The LGBTQ community has lost a light this week. Monica Roberts, a groundbreaking transgender journalist and blogger, died in Houston at age 58. She started her blog, TransGriot, shortly after I began this one. I had the honor of meeting her at several conferences, and was always struck by her strength, knowledge, and commitment to lifting up trans youth.

Monica Roberts - photo courtesy National LGBTQ Task Force

Monica Roberts. Photo courtesy National LGBTQ Task Force

In addition to reporting on transgender news generally at her blog, Monica focused on tracking and identifying transgender victims of murder, many of whom were reported by the mainstream media under their previous, not chosen, names. She showed the injustice in their deaths—but also showed us stories of transgender lives, part of her mission “to become the griot of our community,” as she said at her blog. A “griot” is a West African storyteller and oral historian. She asserted:

I will introduce you to and talk about your African descended trans brothers and trans sisters across the Diaspora, reclaim and document our chocolate flavored trans history, speak truth to power, comment on the things that impact our trans community from an Afrocentric perspective and enlighten you about the general things that go on around me and in the communities that I am a member of.

Her writing appeared at the Bilerico Project, where we both wrote for some time, Ebony.com, The Huffington Post and the Advocate. This past January, she was given the 2020 Susan J. Hyde Award for Longevity In The Movement from the National LGBTQ Task Force. Her many other honors include the International Foundation For Gender Education’s Trinity Award, the transgender community’s highest meritorious service award; the Virginia Prince Transgender Pioneer Award; the Robert Coles Call of Service Award; the Barbara Jordan Breaking Barriers Award; and a GLAAD Media Award for her blog. She was a founder of the National Transgender Advocacy Coalition and was the political director of its board from 1999 to 2002. She also served on the board of Louisville, Kentucky’s Fairness Campaign and its political action committee, C-FAIR. She advocated for transgender rights in her local community of Houston; at the state level in Texas and Kentucky, and at the federal level.

Critically, too, she embraced her position as a mentor and role model for the rising generation of transgender children and youth, and would regularly tweet messages to her “trans kids,” like this one from March: “To my trans kids. Just wanted to let you know that your Aunt Moni and your trans elders love you and will always fight for you.” And in July, she tweeted, “Hey trans kids! Just your reminder that Aunt Moni loves you! Don’t be afraid to dream big dreams and work to make them come true. Your trans elders will continue the fight to make the world better for you when you hit our age.”

In a poignant 2017 blog post titled, “My Sisters, I Want You To Grow Old,” she wrote of the anti-trans violence that has taken so many young lives:

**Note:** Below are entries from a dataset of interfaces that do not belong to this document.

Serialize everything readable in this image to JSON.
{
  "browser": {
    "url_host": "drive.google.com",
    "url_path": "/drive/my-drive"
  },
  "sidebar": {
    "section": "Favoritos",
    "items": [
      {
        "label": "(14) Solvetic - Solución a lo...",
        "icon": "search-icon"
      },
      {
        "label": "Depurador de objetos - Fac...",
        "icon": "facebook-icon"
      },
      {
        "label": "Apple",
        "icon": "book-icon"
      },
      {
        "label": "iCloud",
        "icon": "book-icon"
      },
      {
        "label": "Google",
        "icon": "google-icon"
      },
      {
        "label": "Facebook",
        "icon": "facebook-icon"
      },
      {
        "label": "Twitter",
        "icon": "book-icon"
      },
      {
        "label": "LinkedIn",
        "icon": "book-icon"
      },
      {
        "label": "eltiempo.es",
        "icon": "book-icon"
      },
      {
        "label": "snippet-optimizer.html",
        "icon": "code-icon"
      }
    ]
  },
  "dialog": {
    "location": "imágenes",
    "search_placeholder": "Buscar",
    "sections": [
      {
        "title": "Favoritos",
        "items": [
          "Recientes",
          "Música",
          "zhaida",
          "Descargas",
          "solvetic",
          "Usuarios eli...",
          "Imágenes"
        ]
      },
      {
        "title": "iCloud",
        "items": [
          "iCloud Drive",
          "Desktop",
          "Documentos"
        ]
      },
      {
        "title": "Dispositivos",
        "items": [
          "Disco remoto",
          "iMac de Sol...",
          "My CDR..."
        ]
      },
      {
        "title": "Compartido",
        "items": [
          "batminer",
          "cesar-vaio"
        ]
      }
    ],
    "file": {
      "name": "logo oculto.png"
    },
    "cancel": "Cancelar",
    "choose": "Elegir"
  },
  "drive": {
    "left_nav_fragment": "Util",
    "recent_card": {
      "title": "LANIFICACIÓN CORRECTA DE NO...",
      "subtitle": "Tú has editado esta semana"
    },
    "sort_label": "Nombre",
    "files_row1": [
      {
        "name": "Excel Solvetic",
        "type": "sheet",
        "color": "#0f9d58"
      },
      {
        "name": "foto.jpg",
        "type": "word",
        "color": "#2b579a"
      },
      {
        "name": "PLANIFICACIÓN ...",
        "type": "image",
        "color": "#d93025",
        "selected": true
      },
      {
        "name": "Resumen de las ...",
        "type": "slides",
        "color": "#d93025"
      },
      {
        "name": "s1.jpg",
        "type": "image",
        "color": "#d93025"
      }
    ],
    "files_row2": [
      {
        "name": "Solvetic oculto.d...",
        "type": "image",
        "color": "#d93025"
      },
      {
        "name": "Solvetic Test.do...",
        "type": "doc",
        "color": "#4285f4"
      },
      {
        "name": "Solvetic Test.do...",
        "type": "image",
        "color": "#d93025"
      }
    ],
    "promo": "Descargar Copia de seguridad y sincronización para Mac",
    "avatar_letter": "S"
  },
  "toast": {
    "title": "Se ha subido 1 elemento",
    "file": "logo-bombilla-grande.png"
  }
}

My sisters, I want you to know what it’s like to be my age, Tracie Jada O’Brien’s, Justina Williams’, Gloria Allen’s or Miss Major’s age. I would love to see some of y’all with gray hair. or how fab you will look when you hit 35, 40 or 50. I want to see how your fab trans lives evolve, I can’t be a mentor to you if I don’t have you around to pass down your history and some of my life experiences to as was done for me by my trans elders.

I want my Black trans sisters to be able to age gracefully, have and experience the amazing lives I know they are capable of having.

I want to see you grow old. Is that too much to ask for, society?

We do not yet know the cause of Monica’s death, but what I do know is that while she proudly bore the mantle of a trans elder, 58 was still far too young for her to be taken from us. I wish that she, too, had had the chance to grow much older. As a White, cisgender woman, I can only imagine the incalculable loss being felt right now by the Black and transgender communities of which she was part. My heart is with them today—and I hope my actions as an ally for transgender people will be with them in the days to come. Yet as Monica wrote publicly at her Facebook page, she was also “trying to do my small part to make the world better for everybody.” Her loss is a loss for all of us. May the light of her memory continue to shine.

For more about Monica and her work, see: